Creating a Complete Radiology Report
The golden rule of medical coding is that “if something is not documented then it was not done.” Therefore, the American College of Radiology (ACR) practice guideline states that a complete radiology report is mandatory to support proper code assignment and optimal reimbursement. The following elements, at the very least, are a must in the radiology report:
- Patient name
- Referring physician name
- Date and time of study
- Patient history
- Reason for the study
According to the ACR practice guideline, the radiology report “should address or answer any specific clinical questions. If there are factors that prevent answering of the clinical question, this should be stated explicitly.” The guideline also recommends documenting the date of the report’s dictation and date and time of transcription, in addition to the radiologist’s signature.
Radiology Billing and Coding Solutions
The intricacies and nuances of coding can make or break the success of your claims. Coding isn’t for the lighthearted or the inexperienced. The right coding has the power to reduce denials and exponentially increase successful claims. Accurate coding means accurate charges for every patient treatment, consultation, and medication. On the other hand, sluggish, inaccurate coding can back up revenue in a traffic jam of denials. You can prevent these costly mistakes by knowing all coding updates as well as the specific challenges faced in your practice or hospital. Having a complete radiology report can help ensure you and your team are using the right codes.
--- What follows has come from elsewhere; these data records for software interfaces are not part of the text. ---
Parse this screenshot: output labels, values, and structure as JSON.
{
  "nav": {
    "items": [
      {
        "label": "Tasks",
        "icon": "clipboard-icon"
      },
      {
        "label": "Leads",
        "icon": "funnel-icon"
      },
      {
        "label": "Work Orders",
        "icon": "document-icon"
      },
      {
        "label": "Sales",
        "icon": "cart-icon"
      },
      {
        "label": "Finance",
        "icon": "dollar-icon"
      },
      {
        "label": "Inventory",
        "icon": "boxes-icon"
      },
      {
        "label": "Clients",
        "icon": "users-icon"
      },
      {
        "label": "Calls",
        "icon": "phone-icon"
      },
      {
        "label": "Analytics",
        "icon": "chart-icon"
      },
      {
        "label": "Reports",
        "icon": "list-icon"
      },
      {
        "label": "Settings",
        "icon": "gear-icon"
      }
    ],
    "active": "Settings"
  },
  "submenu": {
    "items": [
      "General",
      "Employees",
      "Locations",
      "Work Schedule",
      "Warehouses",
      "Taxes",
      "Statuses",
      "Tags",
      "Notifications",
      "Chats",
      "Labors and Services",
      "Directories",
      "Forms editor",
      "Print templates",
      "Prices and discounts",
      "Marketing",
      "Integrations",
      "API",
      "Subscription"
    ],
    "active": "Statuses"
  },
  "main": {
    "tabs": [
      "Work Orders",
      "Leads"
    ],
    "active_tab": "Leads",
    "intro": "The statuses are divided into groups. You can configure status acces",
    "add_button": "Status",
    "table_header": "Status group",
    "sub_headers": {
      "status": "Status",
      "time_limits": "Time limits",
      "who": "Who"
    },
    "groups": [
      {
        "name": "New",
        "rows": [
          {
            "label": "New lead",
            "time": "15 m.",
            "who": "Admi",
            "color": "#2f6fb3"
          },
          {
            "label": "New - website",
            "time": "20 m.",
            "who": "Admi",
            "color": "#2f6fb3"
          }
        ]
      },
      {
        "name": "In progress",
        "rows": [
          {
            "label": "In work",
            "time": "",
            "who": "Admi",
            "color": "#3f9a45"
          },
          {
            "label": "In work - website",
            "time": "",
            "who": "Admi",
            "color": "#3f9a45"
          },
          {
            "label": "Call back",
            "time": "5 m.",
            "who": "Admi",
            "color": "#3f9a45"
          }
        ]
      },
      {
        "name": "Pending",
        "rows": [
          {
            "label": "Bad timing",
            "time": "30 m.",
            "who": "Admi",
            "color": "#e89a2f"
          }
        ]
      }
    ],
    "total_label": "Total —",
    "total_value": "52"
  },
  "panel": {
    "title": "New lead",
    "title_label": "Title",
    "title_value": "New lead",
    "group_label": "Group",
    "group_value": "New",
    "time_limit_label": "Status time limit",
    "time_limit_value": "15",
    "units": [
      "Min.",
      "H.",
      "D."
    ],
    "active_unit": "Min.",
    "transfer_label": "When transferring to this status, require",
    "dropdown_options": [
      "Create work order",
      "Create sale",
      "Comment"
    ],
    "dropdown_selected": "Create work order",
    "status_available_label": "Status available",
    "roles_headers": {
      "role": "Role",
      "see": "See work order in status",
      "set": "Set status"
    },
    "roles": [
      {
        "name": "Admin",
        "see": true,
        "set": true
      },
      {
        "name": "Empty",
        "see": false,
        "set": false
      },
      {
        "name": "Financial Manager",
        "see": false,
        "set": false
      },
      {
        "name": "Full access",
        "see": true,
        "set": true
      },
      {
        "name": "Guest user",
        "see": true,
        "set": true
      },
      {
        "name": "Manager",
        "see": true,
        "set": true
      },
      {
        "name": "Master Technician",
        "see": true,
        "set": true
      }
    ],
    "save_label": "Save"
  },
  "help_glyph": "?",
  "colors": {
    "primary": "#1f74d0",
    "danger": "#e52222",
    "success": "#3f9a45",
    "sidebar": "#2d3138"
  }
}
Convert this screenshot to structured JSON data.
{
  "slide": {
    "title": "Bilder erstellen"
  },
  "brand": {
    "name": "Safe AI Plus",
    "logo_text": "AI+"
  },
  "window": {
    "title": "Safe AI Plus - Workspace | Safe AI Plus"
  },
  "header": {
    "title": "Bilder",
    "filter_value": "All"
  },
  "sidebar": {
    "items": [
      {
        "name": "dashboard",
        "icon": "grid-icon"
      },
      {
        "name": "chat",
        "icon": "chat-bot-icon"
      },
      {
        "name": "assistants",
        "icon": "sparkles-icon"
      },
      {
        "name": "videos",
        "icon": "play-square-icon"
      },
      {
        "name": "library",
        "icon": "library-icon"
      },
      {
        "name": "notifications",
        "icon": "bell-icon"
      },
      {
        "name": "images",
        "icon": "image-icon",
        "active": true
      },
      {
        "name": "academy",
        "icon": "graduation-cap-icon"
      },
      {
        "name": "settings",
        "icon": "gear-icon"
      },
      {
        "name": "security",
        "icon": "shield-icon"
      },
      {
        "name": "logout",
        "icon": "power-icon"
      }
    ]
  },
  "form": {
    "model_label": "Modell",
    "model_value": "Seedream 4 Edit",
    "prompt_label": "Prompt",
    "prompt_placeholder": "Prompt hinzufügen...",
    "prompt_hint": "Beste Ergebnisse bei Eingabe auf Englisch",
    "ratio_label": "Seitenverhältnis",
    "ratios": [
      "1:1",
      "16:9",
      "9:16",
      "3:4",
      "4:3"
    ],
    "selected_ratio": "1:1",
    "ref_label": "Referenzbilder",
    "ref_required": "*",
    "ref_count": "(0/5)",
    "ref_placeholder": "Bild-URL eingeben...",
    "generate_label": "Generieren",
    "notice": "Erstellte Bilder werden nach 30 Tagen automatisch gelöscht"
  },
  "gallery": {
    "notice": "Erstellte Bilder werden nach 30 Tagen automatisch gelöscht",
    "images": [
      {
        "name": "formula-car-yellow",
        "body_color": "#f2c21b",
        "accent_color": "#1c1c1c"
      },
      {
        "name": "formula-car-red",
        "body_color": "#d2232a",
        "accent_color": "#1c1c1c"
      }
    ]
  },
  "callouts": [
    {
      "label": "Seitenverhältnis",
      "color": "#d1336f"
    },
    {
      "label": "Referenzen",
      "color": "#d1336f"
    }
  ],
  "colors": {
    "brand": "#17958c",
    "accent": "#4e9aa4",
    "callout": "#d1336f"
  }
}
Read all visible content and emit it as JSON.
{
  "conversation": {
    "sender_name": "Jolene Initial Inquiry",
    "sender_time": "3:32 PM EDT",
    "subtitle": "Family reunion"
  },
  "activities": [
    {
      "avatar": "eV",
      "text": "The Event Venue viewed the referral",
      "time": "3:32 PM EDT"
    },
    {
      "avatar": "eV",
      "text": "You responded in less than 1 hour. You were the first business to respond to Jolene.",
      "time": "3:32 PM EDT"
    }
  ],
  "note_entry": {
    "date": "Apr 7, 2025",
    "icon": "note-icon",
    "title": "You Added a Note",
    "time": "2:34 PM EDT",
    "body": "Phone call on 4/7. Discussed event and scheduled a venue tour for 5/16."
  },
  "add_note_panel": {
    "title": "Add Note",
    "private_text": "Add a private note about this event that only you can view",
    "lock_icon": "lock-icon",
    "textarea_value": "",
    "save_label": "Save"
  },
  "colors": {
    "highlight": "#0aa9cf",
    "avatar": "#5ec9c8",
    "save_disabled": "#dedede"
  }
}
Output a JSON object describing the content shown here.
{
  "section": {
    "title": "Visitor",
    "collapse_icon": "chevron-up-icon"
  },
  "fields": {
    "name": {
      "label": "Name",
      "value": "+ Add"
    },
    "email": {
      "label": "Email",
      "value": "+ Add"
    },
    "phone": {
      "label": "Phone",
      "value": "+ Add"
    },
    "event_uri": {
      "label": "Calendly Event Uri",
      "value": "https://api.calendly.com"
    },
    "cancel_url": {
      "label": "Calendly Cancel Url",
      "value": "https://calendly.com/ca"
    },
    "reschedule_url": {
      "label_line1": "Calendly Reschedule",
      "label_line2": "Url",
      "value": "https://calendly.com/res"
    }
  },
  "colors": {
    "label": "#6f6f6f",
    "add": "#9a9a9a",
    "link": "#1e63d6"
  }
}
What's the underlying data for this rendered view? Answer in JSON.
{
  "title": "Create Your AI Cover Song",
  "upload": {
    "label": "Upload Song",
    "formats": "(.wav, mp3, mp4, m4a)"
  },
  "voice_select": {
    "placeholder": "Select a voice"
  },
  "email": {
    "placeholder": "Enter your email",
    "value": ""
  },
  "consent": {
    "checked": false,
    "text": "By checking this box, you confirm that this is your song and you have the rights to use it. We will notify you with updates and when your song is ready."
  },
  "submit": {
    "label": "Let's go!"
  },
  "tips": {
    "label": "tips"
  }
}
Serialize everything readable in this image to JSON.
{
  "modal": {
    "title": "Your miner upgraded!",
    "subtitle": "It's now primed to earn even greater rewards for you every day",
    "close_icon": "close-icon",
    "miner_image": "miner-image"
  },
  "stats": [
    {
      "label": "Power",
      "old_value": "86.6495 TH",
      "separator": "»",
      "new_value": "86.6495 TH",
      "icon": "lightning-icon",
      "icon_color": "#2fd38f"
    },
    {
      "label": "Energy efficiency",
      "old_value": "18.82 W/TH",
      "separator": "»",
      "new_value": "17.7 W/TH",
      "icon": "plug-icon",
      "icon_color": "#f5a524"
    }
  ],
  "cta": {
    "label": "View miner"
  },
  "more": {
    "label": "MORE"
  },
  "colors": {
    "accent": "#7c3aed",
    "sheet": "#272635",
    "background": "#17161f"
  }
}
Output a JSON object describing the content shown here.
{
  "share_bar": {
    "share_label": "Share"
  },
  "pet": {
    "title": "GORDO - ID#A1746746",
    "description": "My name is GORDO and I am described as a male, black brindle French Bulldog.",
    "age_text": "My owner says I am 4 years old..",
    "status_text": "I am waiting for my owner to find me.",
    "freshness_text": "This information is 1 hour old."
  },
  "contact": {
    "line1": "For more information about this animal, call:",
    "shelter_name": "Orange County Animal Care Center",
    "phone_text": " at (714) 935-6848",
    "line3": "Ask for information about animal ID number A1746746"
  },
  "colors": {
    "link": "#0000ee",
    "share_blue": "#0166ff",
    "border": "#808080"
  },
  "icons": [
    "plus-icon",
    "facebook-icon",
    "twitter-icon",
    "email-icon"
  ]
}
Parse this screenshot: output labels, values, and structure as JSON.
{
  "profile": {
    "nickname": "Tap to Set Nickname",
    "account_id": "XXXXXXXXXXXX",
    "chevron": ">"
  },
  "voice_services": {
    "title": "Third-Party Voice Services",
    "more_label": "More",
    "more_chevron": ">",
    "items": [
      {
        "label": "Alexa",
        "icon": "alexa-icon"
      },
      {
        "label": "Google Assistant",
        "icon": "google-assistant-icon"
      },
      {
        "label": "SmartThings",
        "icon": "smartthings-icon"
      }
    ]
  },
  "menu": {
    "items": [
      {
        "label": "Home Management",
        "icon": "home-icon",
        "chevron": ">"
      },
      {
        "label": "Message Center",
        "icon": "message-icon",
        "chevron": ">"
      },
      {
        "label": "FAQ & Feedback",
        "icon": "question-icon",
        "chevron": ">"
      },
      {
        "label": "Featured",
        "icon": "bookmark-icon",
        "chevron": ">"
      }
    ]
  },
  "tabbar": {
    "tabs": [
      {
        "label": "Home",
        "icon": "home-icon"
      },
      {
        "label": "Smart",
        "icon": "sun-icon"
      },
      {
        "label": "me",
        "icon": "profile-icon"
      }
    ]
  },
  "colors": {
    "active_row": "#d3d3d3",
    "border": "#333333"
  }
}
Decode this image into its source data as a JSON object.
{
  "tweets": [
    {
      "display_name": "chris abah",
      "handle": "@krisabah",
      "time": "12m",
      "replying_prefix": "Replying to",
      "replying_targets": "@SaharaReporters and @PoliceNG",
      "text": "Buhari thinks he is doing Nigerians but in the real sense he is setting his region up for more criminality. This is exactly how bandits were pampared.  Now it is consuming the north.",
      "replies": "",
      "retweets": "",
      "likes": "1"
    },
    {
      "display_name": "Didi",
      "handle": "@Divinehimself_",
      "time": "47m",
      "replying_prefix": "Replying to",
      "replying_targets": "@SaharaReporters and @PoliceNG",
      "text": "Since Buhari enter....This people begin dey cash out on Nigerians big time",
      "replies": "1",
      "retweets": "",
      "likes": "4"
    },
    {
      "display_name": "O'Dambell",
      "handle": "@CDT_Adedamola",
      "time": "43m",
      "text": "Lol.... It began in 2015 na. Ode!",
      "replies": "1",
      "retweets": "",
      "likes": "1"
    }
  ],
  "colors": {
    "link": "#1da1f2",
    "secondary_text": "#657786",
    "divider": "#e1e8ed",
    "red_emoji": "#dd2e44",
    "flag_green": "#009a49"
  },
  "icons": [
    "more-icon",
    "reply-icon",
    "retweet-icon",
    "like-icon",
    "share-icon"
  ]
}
Coding precision and accuracy results in maximum revenue for any healthcare organization.